Hu Guangli, ed. Yindu ershi shiji jingdian xiaoshuo (Twentieth-century Indian classics in fiction). Ha’erbin: Ha’erbin chubanshe, 2006.
Hutcheon, Linda. A Theory of Adaptation. New York and London: Routledge, 2006.
Jiang Jingkui and Jia Yan. “The History of the Production of India-related Knowledge in Post-1950 China.” History Compass 16:4 (2018). Web. 20 Jun. 2019.
Kesavan, Mukul. “Kamala’s Agony.” Outlook India 30 Jun. 2008. Web. 20 Jun. 2019.
Laachir, Karima, Sara Marzagora, and Francesca Orsini. “Significant Geographies: In Lieu of World Literature.” Journal of World Literature 3:3 (2018), 290–310.
Lewis, Martin W. and Kären E. Wigen. The Myth of Continents: A Critique of Metageography. Berkeley: University of California Press, 1997.
Li Jingrui. “Waiguo wenxue chuban de yiduan bozhe (Some twists and turns in the publication of foreign literature).” Chuban shiliao 2 (2005), 28–37.
Li Yongxin, Wang Fuquan, and Ma Youtian. “Feng luo wutong (A phoenix landing on a wutong tree).” Shijiazhuang xiju 4 (1984), 87–124.
Link, Eugene Perry. The Uses of Literature: Life in the Socialist Chinese Literary System. Princeton: Princeton UP, 2000.
Mandhwani, Aakriti. Everyday Reading: Commercial Magazines and Book Publishing in Post-Independence India. 2018. SOAS, University of London. PhD dissertation.
Mangalagiri, Adhira. At the Limits of Comparison: Literary Encounters Between China and India in the Colonial World. 2017. University of Chicago, PhD dissertation. Web. 20 Jun. 2019.
Nanda, Gulshan. Duanxian fengzheng (The severed kite). Trans. Tang Shengyuan. Taiyuan: Shanxi renmin chubanshe, 1980.
Nanda, Gulshan. Kaṭī pataṅg (The severed kite). Delhi: Hind Pocket Books, 1968.
Nilsson, Louise, David Damrosch, and Theo D’haen, eds. Crime Fiction as World Literature. London: Bloomsbury, 2017.
Orsini, Francesca. Print and Pleasure: Popular Literature and Entertaining Fictions in Colonial North India.
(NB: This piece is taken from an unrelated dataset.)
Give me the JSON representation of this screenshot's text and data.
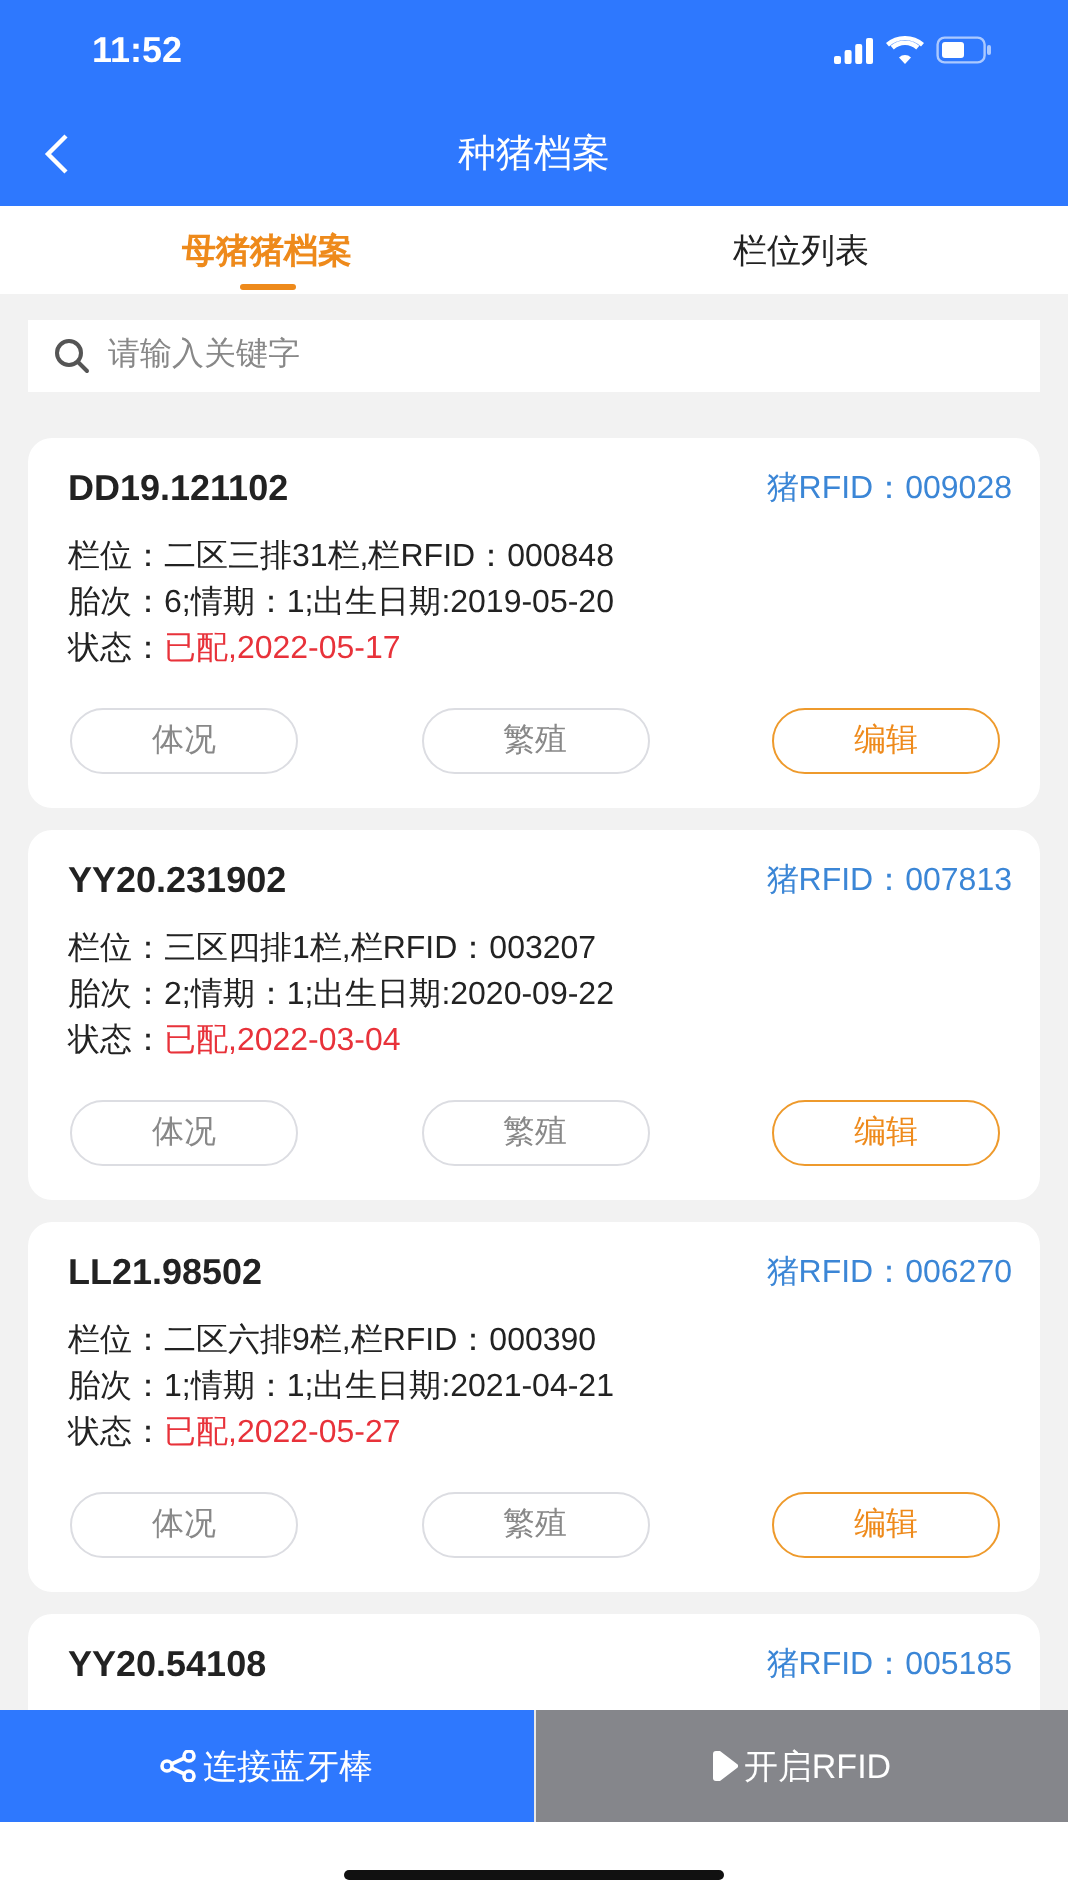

New Delhi: Permanent Black, 2009.
Ren Guojun. “Lue lun fengjian hunyin zai dangqian de biaoxian ji weihai (On present manifestations of feudal marriage and their harmfulness).” Zhengfa luntan 1 (1980), 72–78 & 23.
Shen Weide. “Yibu yiguo qingdiao de chuanqi: xi du huju Duanxian fengzheng (A Chuanqi of exotic character: A pleasant reading of the Huju Duanxian fengzheng).” Jiangsu xiju 6 (1984), 40–42.
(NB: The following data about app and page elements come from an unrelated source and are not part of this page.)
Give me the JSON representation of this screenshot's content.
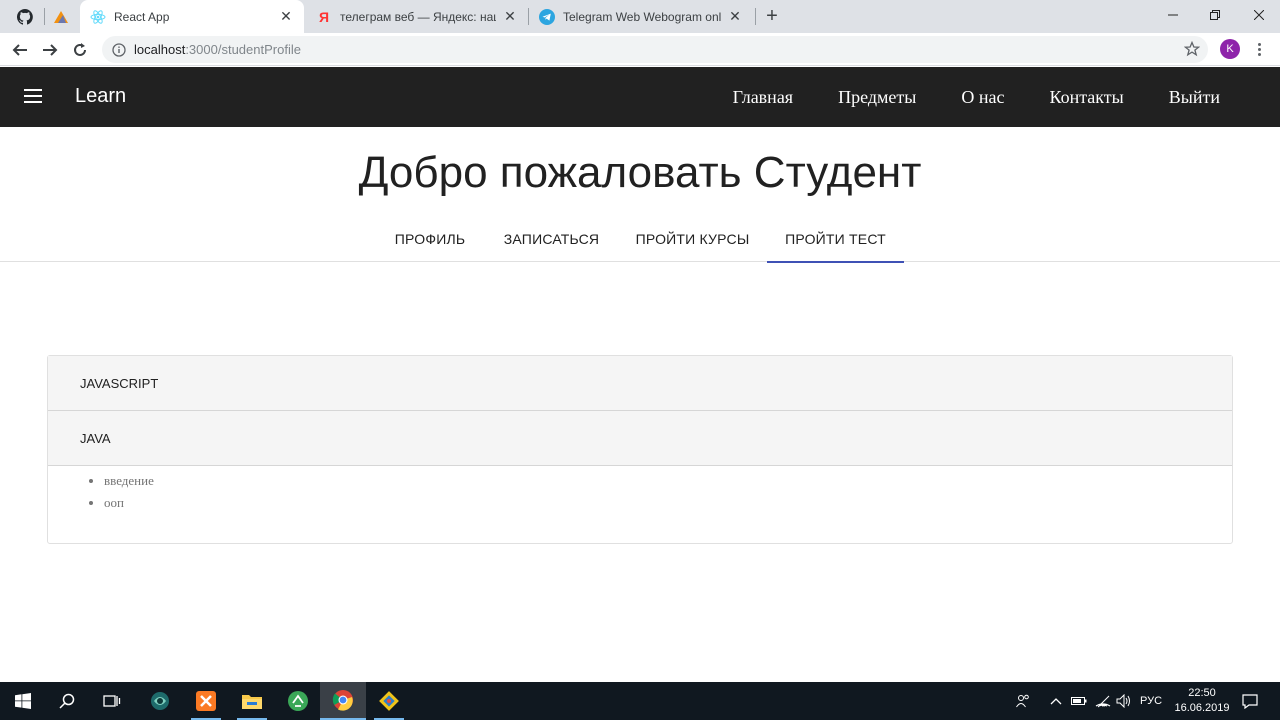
{
  "browser": {
    "tabs": [
      {
        "title": "React App",
        "active": true
      },
      {
        "title": "телеграм веб — Яндекс: нашлось",
        "active": false
      },
      {
        "title": "Telegram Web Webogram online",
        "active": false
      }
    ],
    "address": {
      "host": "localhost",
      "path": ":3000/studentProfile"
    },
    "profile_initial": "K"
  },
  "appbar": {
    "brand": "Learn",
    "links": [
      "Главная",
      "Предметы",
      "О нас",
      "Контакты",
      "Выйти"
    ]
  },
  "page": {
    "title": "Добро пожаловать Студент",
    "tabs": [
      "ПРОФИЛЬ",
      "ЗАПИСАТЬСЯ",
      "ПРОЙТИ КУРСЫ",
      "ПРОЙТИ ТЕСТ"
    ],
    "active_tab": "ПРОЙТИ ТЕСТ",
    "accordion": [
      {
        "title": "JAVASCRIPT",
        "expanded": false,
        "items": []
      },
      {
        "title": "JAVA",
        "expanded": true,
        "items": [
          "введение",
          "ооп"
        ]
      }
    ]
  },
  "taskbar": {
    "language": "РУС",
    "time": "22:50",
    "date": "16.06.2019"
  },
  "colors": {
    "appbar": "#212121",
    "active_tab_indicator": "#3f51b5",
    "taskbar": "#101820"
  }
}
Shi Zhujun. “Chongdu Gedan yi Shaoduan (Rereading Godān in memory of shaoduan).” Dushu zazhi 11 (1980), 113–18.
Shih, Shu-mei. “World Studies and Relational Comparison.” PMLA 130:2 (2015), 430–38.
Singh, Rahul, ed. Khushwant Singh’s View of India. Bombay: IBH Publishing Company, 1974.
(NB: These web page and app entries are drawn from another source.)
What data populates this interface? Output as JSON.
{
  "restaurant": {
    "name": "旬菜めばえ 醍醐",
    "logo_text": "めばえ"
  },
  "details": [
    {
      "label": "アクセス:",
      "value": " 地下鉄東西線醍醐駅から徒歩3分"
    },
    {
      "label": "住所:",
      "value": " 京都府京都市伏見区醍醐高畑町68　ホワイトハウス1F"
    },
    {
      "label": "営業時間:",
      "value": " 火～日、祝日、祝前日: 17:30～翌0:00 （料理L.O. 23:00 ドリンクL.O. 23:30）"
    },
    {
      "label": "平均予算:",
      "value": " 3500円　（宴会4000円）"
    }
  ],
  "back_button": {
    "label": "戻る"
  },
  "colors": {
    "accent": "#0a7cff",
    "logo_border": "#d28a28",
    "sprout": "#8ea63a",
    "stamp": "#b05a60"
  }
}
Thornber, Karen Laura. Empire of Texts in Motion: Chinese, Korean, and Taiwanese Transculturations of Japanese Literature. Cambridge: Harvard UP, 2009.
Wang Fuquan. “Pingju Feng luo wutong de bianxie qianhou (The process of adapting Feng luo wutong).” Shijiazhuang xiju 4 (1984), 24–25.
Wang Xianpei and Yu Kexun, eds. Bashi niandai zhongguo tongsu wenxue (Popular literature in 1980s China). Wuhan: Hubei jiaoyu chubanshe, 1995.
Wang Yansong and Chen Yuhang. Duanxian fengzheng (The severed kite). Unpublished Huaju Adaptation of Kaṭī Pataṅg. Shanghai: Shanghai xiju xueyuan, 1985.
Wei Xikui and Zhou Huan. “Qiaozuo chuxin xi dongren: Shijiazhuang shi pingju tuan yanchu guangan (An innovative and touching play: My impression of Shijiazhuang Pingju Troupe’s performance).” Shijiazhuang xiju 4 (1984), 7–8.
Xue Keqiao. “Yizhe xu (Translator’s note).” In Huan wo xiangsi zhai (Pay me the debt of lovesickness). Trans. Xue Keqiao. Beijing: Zhongguo guangbo dianshi chubanshe, 1991, I–V.
Yang, Daniel S.P. “Theatre Activities in Post-Cultural Revolution China.” In Drama in the People’s Republic of China, eds. Constantine Tung and Colin Mackerras. Albany: State University of New York Press, 1987, 164–80.
Yin Tong. “Yibu yindu fanyi xiaoshuo yinqi de fankui (The feedback triggered by a translated Indian novel).” Waiguo wenxue pinglun 2 (1987), 134.